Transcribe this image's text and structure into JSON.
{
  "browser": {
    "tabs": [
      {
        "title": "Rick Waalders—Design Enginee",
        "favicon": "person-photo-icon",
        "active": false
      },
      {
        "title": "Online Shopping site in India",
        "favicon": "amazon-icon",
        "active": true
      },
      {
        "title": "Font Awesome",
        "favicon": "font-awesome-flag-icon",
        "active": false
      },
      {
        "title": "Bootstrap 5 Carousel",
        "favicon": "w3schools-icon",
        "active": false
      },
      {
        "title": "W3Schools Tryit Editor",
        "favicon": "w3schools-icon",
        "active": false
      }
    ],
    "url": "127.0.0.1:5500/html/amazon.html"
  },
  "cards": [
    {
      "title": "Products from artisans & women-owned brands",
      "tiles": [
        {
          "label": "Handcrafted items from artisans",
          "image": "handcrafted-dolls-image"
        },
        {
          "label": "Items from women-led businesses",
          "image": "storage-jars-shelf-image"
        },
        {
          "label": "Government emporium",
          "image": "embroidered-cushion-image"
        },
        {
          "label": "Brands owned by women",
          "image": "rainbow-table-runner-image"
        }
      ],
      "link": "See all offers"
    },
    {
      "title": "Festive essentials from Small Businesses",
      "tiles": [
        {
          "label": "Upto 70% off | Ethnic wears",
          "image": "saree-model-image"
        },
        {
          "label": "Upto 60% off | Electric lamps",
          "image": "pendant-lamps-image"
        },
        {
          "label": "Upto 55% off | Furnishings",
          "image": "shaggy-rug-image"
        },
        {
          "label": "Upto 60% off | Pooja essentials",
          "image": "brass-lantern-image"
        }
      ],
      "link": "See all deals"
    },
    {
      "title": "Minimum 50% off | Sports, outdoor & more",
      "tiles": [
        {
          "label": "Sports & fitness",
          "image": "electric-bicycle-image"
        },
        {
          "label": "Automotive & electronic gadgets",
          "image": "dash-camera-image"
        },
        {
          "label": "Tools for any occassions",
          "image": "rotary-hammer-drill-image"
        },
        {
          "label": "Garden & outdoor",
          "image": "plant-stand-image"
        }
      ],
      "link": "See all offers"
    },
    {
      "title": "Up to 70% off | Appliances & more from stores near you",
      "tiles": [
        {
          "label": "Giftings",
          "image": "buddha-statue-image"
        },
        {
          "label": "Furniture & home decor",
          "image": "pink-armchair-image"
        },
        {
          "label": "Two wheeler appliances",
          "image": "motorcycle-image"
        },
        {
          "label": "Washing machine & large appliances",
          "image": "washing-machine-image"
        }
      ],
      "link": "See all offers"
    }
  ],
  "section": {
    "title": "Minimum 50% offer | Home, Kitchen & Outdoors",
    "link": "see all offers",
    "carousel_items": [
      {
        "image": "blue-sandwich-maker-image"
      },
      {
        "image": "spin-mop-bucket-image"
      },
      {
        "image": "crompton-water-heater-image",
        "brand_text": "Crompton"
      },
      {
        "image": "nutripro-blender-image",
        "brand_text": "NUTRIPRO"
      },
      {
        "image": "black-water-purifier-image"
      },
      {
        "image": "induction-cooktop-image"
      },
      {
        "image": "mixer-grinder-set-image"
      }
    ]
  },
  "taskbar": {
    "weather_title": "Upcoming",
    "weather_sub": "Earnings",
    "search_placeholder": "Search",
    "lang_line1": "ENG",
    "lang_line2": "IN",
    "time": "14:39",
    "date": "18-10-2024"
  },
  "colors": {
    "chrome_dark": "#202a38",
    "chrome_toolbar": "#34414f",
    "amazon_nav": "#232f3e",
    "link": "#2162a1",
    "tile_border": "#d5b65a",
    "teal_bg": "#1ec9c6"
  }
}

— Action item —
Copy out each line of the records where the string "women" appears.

— Solution —
      "title": "Products from artisans & women-owned brands",
          "label": "Items from women-led businesses",
          "label": "Brands owned by women",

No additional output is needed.